**EXERCISE PROMPT**
Pull out each line of the data that includes the word "your".

── INFORMATION GIVEN ──

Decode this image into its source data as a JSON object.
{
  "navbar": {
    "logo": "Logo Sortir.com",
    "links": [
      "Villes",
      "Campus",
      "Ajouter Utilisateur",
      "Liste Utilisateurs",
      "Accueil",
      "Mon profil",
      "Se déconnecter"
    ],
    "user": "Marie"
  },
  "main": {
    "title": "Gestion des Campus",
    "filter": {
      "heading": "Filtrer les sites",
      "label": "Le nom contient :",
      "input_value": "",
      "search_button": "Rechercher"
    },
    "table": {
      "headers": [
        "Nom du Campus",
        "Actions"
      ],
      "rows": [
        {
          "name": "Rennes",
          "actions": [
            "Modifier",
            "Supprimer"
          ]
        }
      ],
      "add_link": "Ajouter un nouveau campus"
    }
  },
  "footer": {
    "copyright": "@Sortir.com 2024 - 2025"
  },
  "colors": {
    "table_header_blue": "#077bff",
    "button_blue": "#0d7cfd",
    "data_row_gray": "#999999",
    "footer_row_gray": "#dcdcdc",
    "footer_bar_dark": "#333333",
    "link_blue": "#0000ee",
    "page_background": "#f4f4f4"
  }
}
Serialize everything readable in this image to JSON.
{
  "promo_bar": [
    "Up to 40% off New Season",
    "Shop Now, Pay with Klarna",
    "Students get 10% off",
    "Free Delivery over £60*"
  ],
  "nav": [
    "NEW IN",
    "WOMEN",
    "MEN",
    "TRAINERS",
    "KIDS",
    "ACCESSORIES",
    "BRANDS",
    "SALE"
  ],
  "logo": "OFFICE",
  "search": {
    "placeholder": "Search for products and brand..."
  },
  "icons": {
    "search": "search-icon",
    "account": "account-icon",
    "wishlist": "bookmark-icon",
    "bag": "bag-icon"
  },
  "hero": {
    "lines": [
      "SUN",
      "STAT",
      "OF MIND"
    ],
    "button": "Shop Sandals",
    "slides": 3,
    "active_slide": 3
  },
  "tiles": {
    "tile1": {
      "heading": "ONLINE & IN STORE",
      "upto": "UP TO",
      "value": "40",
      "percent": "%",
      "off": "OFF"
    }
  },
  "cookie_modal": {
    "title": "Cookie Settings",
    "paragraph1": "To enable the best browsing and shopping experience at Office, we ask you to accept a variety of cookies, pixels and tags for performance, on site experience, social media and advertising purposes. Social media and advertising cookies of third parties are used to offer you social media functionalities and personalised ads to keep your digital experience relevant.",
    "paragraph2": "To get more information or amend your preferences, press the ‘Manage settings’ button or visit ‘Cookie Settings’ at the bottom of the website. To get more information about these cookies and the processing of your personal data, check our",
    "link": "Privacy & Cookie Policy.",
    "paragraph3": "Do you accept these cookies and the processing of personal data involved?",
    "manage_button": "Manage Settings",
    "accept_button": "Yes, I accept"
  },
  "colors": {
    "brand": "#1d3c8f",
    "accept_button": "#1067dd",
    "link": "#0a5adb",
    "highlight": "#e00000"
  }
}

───

**RESPONSE TO THE TASK**
    "paragraph1": "To enable the best browsing and shopping experience at Office, we ask you to accept a variety of cookies, pixels and tags for performance, on site experience, social media and advertising purposes. Social media and advertising cookies of third parties are used to offer you social media functionalities and personalised ads to keep your digital experience relevant.",
    "paragraph2": "To get more information or amend your preferences, press the ‘Manage settings’ button or visit ‘Cookie Settings’ at the bottom of the website. To get more information about these cookies and the processing of your personal data, check our",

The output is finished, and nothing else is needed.